A horrifying video has emerged of a black man George Floyd who died in Minneapolis after a police officer pinned him to the ground with his knee on the man’s neck for five minutes, even though the man was saying that he could not breathe and bystanders who recorded the incident said that the man had started bleeding from his nose.
The man in this case was unarmed but we know from past experience that the next stage in this case is for defenders of the police to investigate his past and publicize any negative facts that are unearthed in order to deflect attention away from the way he was treated.
Then we have the example of a white woman Amy Cooper calling the police on a bird watching black man Chris Cooper in New York’s Central Park who had reminded her that her dog was supposed to be on a leash in that area. She told the police on the phone that the man was threatening her life. Fortunately he had recorded the incident and the police did not take any action.
On the surface, this seems like a trivial case compared to what happened in Minneapolis. But it could have gone so badly wrong and the bird watcher could easily have been roughly handled, tasered, or even killed by the police as happened to the Minneapolis man. They could claim that his bird watching binoculars looked like a gun and thus caused them to view him as armed and dangerous. The woman in this case was taking advantage of the fact that black men can be accused of anything by white people, and the presumption is that they are guilty and the burden is on them to prove that they are innocent, something that they are often not even given the time to do. The way she said “I’m going to tell them there’s an African American man threatening my life” shows that she knew she was lying but was well aware of the privilege that comes with being white, that her version of events would be believed over his.
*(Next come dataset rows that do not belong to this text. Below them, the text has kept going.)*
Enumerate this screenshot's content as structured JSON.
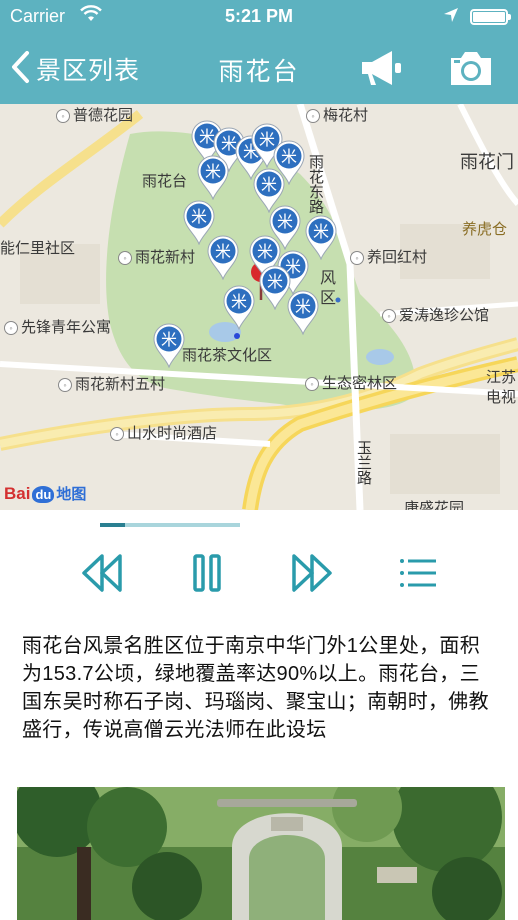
{
  "status_bar": {
    "carrier": "Carrier",
    "time": "5:21 PM"
  },
  "nav": {
    "back_label": "景区列表",
    "title": "雨花台"
  },
  "map": {
    "labels": [
      "普德花园",
      "梅花村",
      "雨花门",
      "雨花台",
      "养虎仓",
      "能仁里社区",
      "雨花新村",
      "养回红村",
      "风",
      "区",
      "爱涛逸珍公馆",
      "先锋青年公寓",
      "雨花茶文化区",
      "雨花新村五村",
      "生态密林区",
      "江苏",
      "电视",
      "山水时尚酒店",
      "康盛花园"
    ],
    "roads": [
      "雨花东路",
      "玉兰路"
    ],
    "marker_glyph": "米",
    "attribution": {
      "bai": "Bai",
      "du": "du",
      "tu": "地图"
    }
  },
  "player": {
    "progress": 0.18
  },
  "description": "雨花台风景名胜区位于南京中华门外1公里处，面积为153.7公顷，绿地覆盖率达90%以上。雨花台，三国东吴时称石子岗、玛瑙岗、聚宝山；南朝时，佛教盛行，传说高僧云光法师在此设坛",
  "colors": {
    "header": "#5db2c0",
    "accent": "#2a9bab",
    "marker": "#2d6fbf",
    "park": "#c6dfb0"
  }
}
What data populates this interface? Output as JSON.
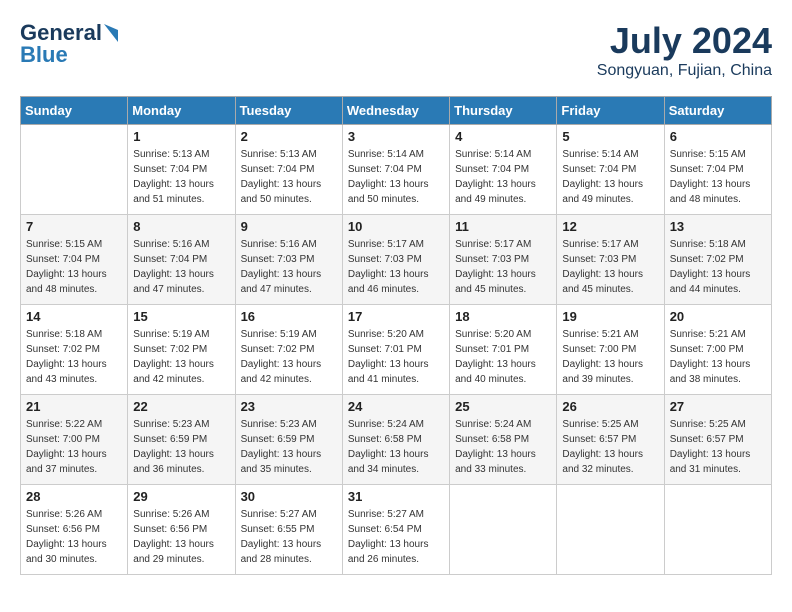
{
  "header": {
    "logo_general": "General",
    "logo_blue": "Blue",
    "month_title": "July 2024",
    "location": "Songyuan, Fujian, China"
  },
  "days_of_week": [
    "Sunday",
    "Monday",
    "Tuesday",
    "Wednesday",
    "Thursday",
    "Friday",
    "Saturday"
  ],
  "weeks": [
    [
      {
        "day": "",
        "sunrise": "",
        "sunset": "",
        "daylight": ""
      },
      {
        "day": "1",
        "sunrise": "Sunrise: 5:13 AM",
        "sunset": "Sunset: 7:04 PM",
        "daylight": "Daylight: 13 hours and 51 minutes."
      },
      {
        "day": "2",
        "sunrise": "Sunrise: 5:13 AM",
        "sunset": "Sunset: 7:04 PM",
        "daylight": "Daylight: 13 hours and 50 minutes."
      },
      {
        "day": "3",
        "sunrise": "Sunrise: 5:14 AM",
        "sunset": "Sunset: 7:04 PM",
        "daylight": "Daylight: 13 hours and 50 minutes."
      },
      {
        "day": "4",
        "sunrise": "Sunrise: 5:14 AM",
        "sunset": "Sunset: 7:04 PM",
        "daylight": "Daylight: 13 hours and 49 minutes."
      },
      {
        "day": "5",
        "sunrise": "Sunrise: 5:14 AM",
        "sunset": "Sunset: 7:04 PM",
        "daylight": "Daylight: 13 hours and 49 minutes."
      },
      {
        "day": "6",
        "sunrise": "Sunrise: 5:15 AM",
        "sunset": "Sunset: 7:04 PM",
        "daylight": "Daylight: 13 hours and 48 minutes."
      }
    ],
    [
      {
        "day": "7",
        "sunrise": "Sunrise: 5:15 AM",
        "sunset": "Sunset: 7:04 PM",
        "daylight": "Daylight: 13 hours and 48 minutes."
      },
      {
        "day": "8",
        "sunrise": "Sunrise: 5:16 AM",
        "sunset": "Sunset: 7:04 PM",
        "daylight": "Daylight: 13 hours and 47 minutes."
      },
      {
        "day": "9",
        "sunrise": "Sunrise: 5:16 AM",
        "sunset": "Sunset: 7:03 PM",
        "daylight": "Daylight: 13 hours and 47 minutes."
      },
      {
        "day": "10",
        "sunrise": "Sunrise: 5:17 AM",
        "sunset": "Sunset: 7:03 PM",
        "daylight": "Daylight: 13 hours and 46 minutes."
      },
      {
        "day": "11",
        "sunrise": "Sunrise: 5:17 AM",
        "sunset": "Sunset: 7:03 PM",
        "daylight": "Daylight: 13 hours and 45 minutes."
      },
      {
        "day": "12",
        "sunrise": "Sunrise: 5:17 AM",
        "sunset": "Sunset: 7:03 PM",
        "daylight": "Daylight: 13 hours and 45 minutes."
      },
      {
        "day": "13",
        "sunrise": "Sunrise: 5:18 AM",
        "sunset": "Sunset: 7:02 PM",
        "daylight": "Daylight: 13 hours and 44 minutes."
      }
    ],
    [
      {
        "day": "14",
        "sunrise": "Sunrise: 5:18 AM",
        "sunset": "Sunset: 7:02 PM",
        "daylight": "Daylight: 13 hours and 43 minutes."
      },
      {
        "day": "15",
        "sunrise": "Sunrise: 5:19 AM",
        "sunset": "Sunset: 7:02 PM",
        "daylight": "Daylight: 13 hours and 42 minutes."
      },
      {
        "day": "16",
        "sunrise": "Sunrise: 5:19 AM",
        "sunset": "Sunset: 7:02 PM",
        "daylight": "Daylight: 13 hours and 42 minutes."
      },
      {
        "day": "17",
        "sunrise": "Sunrise: 5:20 AM",
        "sunset": "Sunset: 7:01 PM",
        "daylight": "Daylight: 13 hours and 41 minutes."
      },
      {
        "day": "18",
        "sunrise": "Sunrise: 5:20 AM",
        "sunset": "Sunset: 7:01 PM",
        "daylight": "Daylight: 13 hours and 40 minutes."
      },
      {
        "day": "19",
        "sunrise": "Sunrise: 5:21 AM",
        "sunset": "Sunset: 7:00 PM",
        "daylight": "Daylight: 13 hours and 39 minutes."
      },
      {
        "day": "20",
        "sunrise": "Sunrise: 5:21 AM",
        "sunset": "Sunset: 7:00 PM",
        "daylight": "Daylight: 13 hours and 38 minutes."
      }
    ],
    [
      {
        "day": "21",
        "sunrise": "Sunrise: 5:22 AM",
        "sunset": "Sunset: 7:00 PM",
        "daylight": "Daylight: 13 hours and 37 minutes."
      },
      {
        "day": "22",
        "sunrise": "Sunrise: 5:23 AM",
        "sunset": "Sunset: 6:59 PM",
        "daylight": "Daylight: 13 hours and 36 minutes."
      },
      {
        "day": "23",
        "sunrise": "Sunrise: 5:23 AM",
        "sunset": "Sunset: 6:59 PM",
        "daylight": "Daylight: 13 hours and 35 minutes."
      },
      {
        "day": "24",
        "sunrise": "Sunrise: 5:24 AM",
        "sunset": "Sunset: 6:58 PM",
        "daylight": "Daylight: 13 hours and 34 minutes."
      },
      {
        "day": "25",
        "sunrise": "Sunrise: 5:24 AM",
        "sunset": "Sunset: 6:58 PM",
        "daylight": "Daylight: 13 hours and 33 minutes."
      },
      {
        "day": "26",
        "sunrise": "Sunrise: 5:25 AM",
        "sunset": "Sunset: 6:57 PM",
        "daylight": "Daylight: 13 hours and 32 minutes."
      },
      {
        "day": "27",
        "sunrise": "Sunrise: 5:25 AM",
        "sunset": "Sunset: 6:57 PM",
        "daylight": "Daylight: 13 hours and 31 minutes."
      }
    ],
    [
      {
        "day": "28",
        "sunrise": "Sunrise: 5:26 AM",
        "sunset": "Sunset: 6:56 PM",
        "daylight": "Daylight: 13 hours and 30 minutes."
      },
      {
        "day": "29",
        "sunrise": "Sunrise: 5:26 AM",
        "sunset": "Sunset: 6:56 PM",
        "daylight": "Daylight: 13 hours and 29 minutes."
      },
      {
        "day": "30",
        "sunrise": "Sunrise: 5:27 AM",
        "sunset": "Sunset: 6:55 PM",
        "daylight": "Daylight: 13 hours and 28 minutes."
      },
      {
        "day": "31",
        "sunrise": "Sunrise: 5:27 AM",
        "sunset": "Sunset: 6:54 PM",
        "daylight": "Daylight: 13 hours and 26 minutes."
      },
      {
        "day": "",
        "sunrise": "",
        "sunset": "",
        "daylight": ""
      },
      {
        "day": "",
        "sunrise": "",
        "sunset": "",
        "daylight": ""
      },
      {
        "day": "",
        "sunrise": "",
        "sunset": "",
        "daylight": ""
      }
    ]
  ]
}
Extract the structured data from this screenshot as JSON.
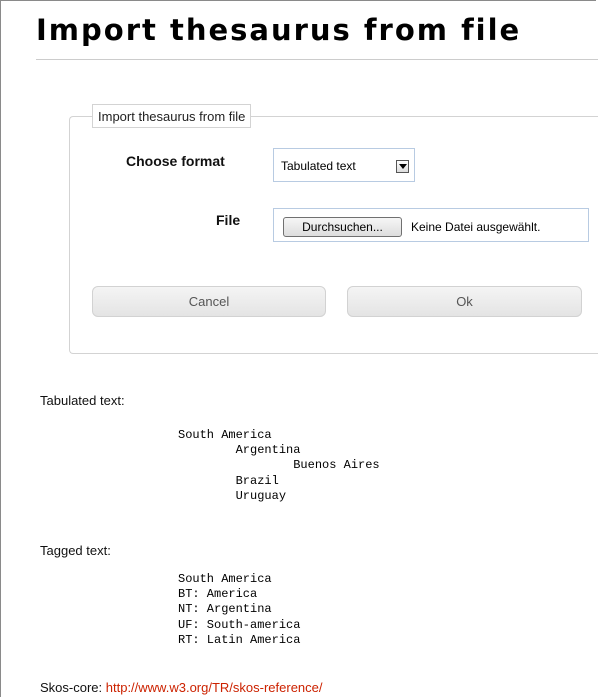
{
  "page": {
    "title": "Import thesaurus from file"
  },
  "form": {
    "legend": "Import thesaurus from file",
    "format_label": "Choose format",
    "format_selected": "Tabulated text",
    "file_label": "File",
    "browse_label": "Durchsuchen...",
    "file_status": "Keine Datei ausgewählt.",
    "cancel_label": "Cancel",
    "ok_label": "Ok"
  },
  "examples": {
    "tabulated_label": "Tabulated text:",
    "tabulated_lines": [
      "South America",
      "        Argentina",
      "                Buenos Aires",
      "        Brazil",
      "        Uruguay"
    ],
    "tagged_label": "Tagged text:",
    "tagged_lines": [
      "South America",
      "BT: America",
      "NT: Argentina",
      "UF: South-america",
      "RT: Latin America"
    ],
    "skos_label": "Skos-core:",
    "skos_link": "http://www.w3.org/TR/skos-reference/"
  },
  "colors": {
    "link": "#cc2200",
    "input_border": "#b8cbe2",
    "fieldset_border": "#d3d3d3"
  },
  "icons": {
    "select_arrow": "chevron-down-icon"
  }
}
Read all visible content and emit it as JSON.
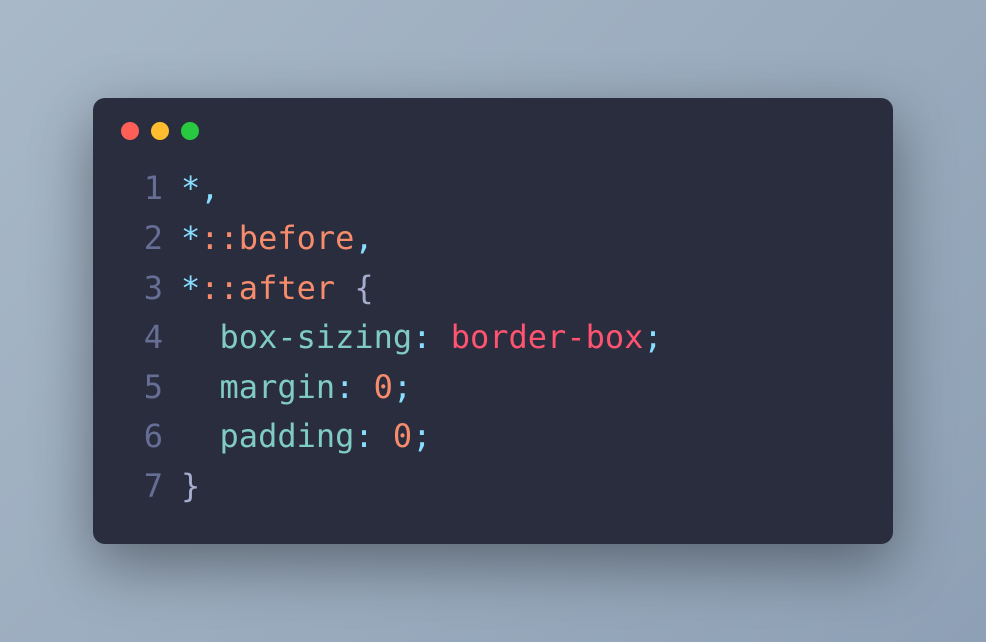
{
  "window": {
    "traffic_lights": [
      "close",
      "minimize",
      "maximize"
    ]
  },
  "code": {
    "lines": [
      {
        "num": "1",
        "tokens": [
          {
            "cls": "tok-star",
            "t": "*"
          },
          {
            "cls": "tok-comma",
            "t": ","
          }
        ]
      },
      {
        "num": "2",
        "tokens": [
          {
            "cls": "tok-star",
            "t": "*"
          },
          {
            "cls": "tok-pseudo",
            "t": "::before"
          },
          {
            "cls": "tok-comma",
            "t": ","
          }
        ]
      },
      {
        "num": "3",
        "tokens": [
          {
            "cls": "tok-star",
            "t": "*"
          },
          {
            "cls": "tok-pseudo",
            "t": "::after"
          },
          {
            "cls": "tok-plain",
            "t": " "
          },
          {
            "cls": "tok-brace",
            "t": "{"
          }
        ]
      },
      {
        "num": "4",
        "tokens": [
          {
            "cls": "tok-plain",
            "t": "  "
          },
          {
            "cls": "tok-prop",
            "t": "box-sizing"
          },
          {
            "cls": "tok-colon",
            "t": ":"
          },
          {
            "cls": "tok-plain",
            "t": " "
          },
          {
            "cls": "tok-value",
            "t": "border-box"
          },
          {
            "cls": "tok-semi",
            "t": ";"
          }
        ]
      },
      {
        "num": "5",
        "tokens": [
          {
            "cls": "tok-plain",
            "t": "  "
          },
          {
            "cls": "tok-prop",
            "t": "margin"
          },
          {
            "cls": "tok-colon",
            "t": ":"
          },
          {
            "cls": "tok-plain",
            "t": " "
          },
          {
            "cls": "tok-number",
            "t": "0"
          },
          {
            "cls": "tok-semi",
            "t": ";"
          }
        ]
      },
      {
        "num": "6",
        "tokens": [
          {
            "cls": "tok-plain",
            "t": "  "
          },
          {
            "cls": "tok-prop",
            "t": "padding"
          },
          {
            "cls": "tok-colon",
            "t": ":"
          },
          {
            "cls": "tok-plain",
            "t": " "
          },
          {
            "cls": "tok-number",
            "t": "0"
          },
          {
            "cls": "tok-semi",
            "t": ";"
          }
        ]
      },
      {
        "num": "7",
        "tokens": [
          {
            "cls": "tok-brace",
            "t": "}"
          }
        ]
      }
    ]
  }
}
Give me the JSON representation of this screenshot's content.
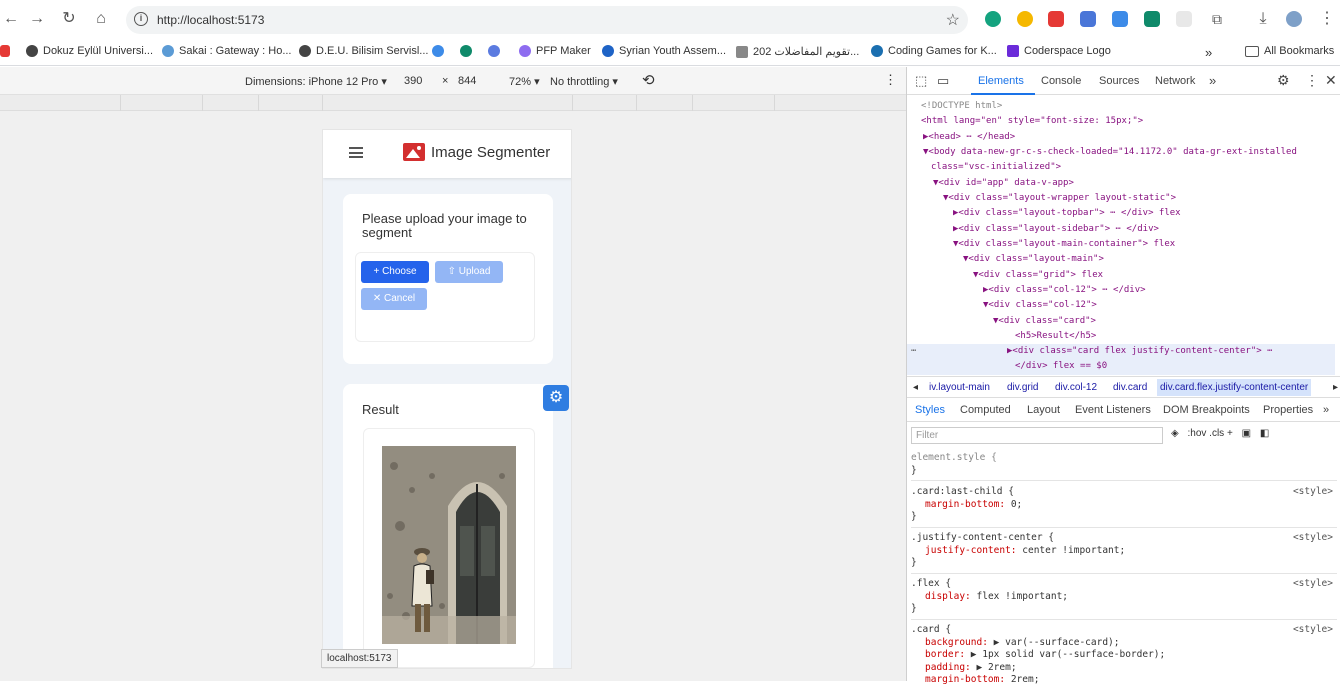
{
  "browser": {
    "url": "http://localhost:5173",
    "bookmarks": [
      "Dokuz Eylül Universi...",
      "Sakai : Gateway : Ho...",
      "D.E.U. Bilisim Servisl...",
      "PFP Maker",
      "Syrian Youth Assem...",
      "تقويم المفاضلات 202...",
      "Coding Games for K...",
      "Coderspace Logo"
    ],
    "more_label": "»",
    "all_bookmarks": "All Bookmarks"
  },
  "device_toolbar": {
    "dimensions": "Dimensions: iPhone 12 Pro ▾",
    "width": "390",
    "times": "×",
    "height": "844",
    "zoom": "72% ▾",
    "throttling": "No throttling ▾"
  },
  "app": {
    "title": "Image Segmenter",
    "upload_prompt": "Please upload your image to segment",
    "choose": "+ Choose",
    "upload": "⇧ Upload",
    "cancel": "✕ Cancel",
    "result_title": "Result"
  },
  "status_url": "localhost:5173",
  "devtools": {
    "tabs": [
      "Elements",
      "Console",
      "Sources",
      "Network",
      "»"
    ],
    "dom_lines": [
      "<!DOCTYPE html>",
      "<html lang=\"en\" style=\"font-size: 15px;\">",
      "▶<head> ⋯ </head>",
      "▼<body data-new-gr-c-s-check-loaded=\"14.1172.0\" data-gr-ext-installed",
      "class=\"vsc-initialized\">",
      "▼<div id=\"app\" data-v-app>",
      "▼<div class=\"layout-wrapper layout-static\">",
      "▶<div class=\"layout-topbar\"> ⋯ </div> flex",
      "▶<div class=\"layout-sidebar\"> ⋯ </div>",
      "▼<div class=\"layout-main-container\"> flex",
      "▼<div class=\"layout-main\">",
      "▼<div class=\"grid\"> flex",
      "▶<div class=\"col-12\"> ⋯ </div>",
      "▼<div class=\"col-12\">",
      "▼<div class=\"card\">",
      "<h5>Result</h5>",
      "▶<div class=\"card flex justify-content-center\"> ⋯",
      "</div> flex == $0"
    ],
    "breadcrumbs": [
      "◂",
      "iv.layout-main",
      "div.grid",
      "div.col-12",
      "div.card",
      "div.card.flex.justify-content-center",
      "▸"
    ],
    "subtabs": [
      "Styles",
      "Computed",
      "Layout",
      "Event Listeners",
      "DOM Breakpoints",
      "Properties",
      "»"
    ],
    "filter_placeholder": "Filter",
    "filter_tools": ":hov  .cls  +",
    "rules": [
      {
        "selector": "element.style {",
        "source": "",
        "props": [],
        "close": "}"
      },
      {
        "selector": ".card:last-child {",
        "source": "<style>",
        "props": [
          [
            "margin-bottom",
            " 0;"
          ]
        ],
        "close": "}"
      },
      {
        "selector": ".justify-content-center {",
        "source": "<style>",
        "props": [
          [
            "justify-content",
            " center !important;"
          ]
        ],
        "close": "}"
      },
      {
        "selector": ".flex {",
        "source": "<style>",
        "props": [
          [
            "display",
            " flex !important;"
          ]
        ],
        "close": "}"
      },
      {
        "selector": ".card {",
        "source": "<style>",
        "props": [
          [
            "background",
            " ▶ var(--surface-card);"
          ],
          [
            "border",
            " ▶ 1px solid var(--surface-border);"
          ],
          [
            "padding",
            " ▶ 2rem;"
          ],
          [
            "margin-bottom",
            " 2rem;"
          ]
        ],
        "close": ""
      }
    ]
  }
}
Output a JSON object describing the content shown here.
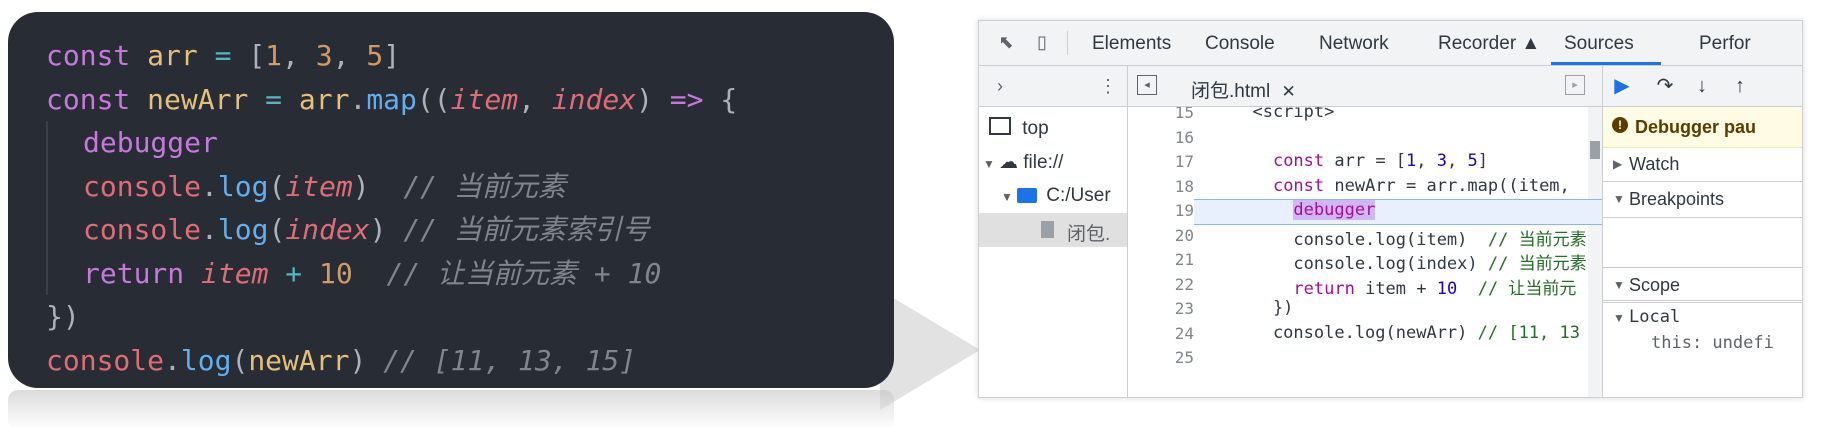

Zeba Blay writes about the pressure that black people constantly feel in such situations that happen frequently.
I’ve had to be intentional about remaining calm, deescalating the situation, making the other person — the person policing me — feel safe and reassured, in spite of the fact that in these interactions they’ve been perfectly fine and I’ve been the one made to feel unsafe and insecure.
The woman has since apologized saying “I’m not a racist. I did not mean to harm that man in any way.” Her employer, the finance company Franklin Templeton, has placed her on administrative leave and her dog has been returned to the rescue service she had got it from.
This is the daily experience of black people in the US.
UPDATE: The woman has been fired from her job.
— Zerlina Maxwell (@ZerlinaMaxwell) May 26, 2020
FURTHER UPDATE: I heard from a friend who is a bird watcher that Chris Cooper, the bird watcher who had the police called on him, appears in a documentary about bird watching in Central Park.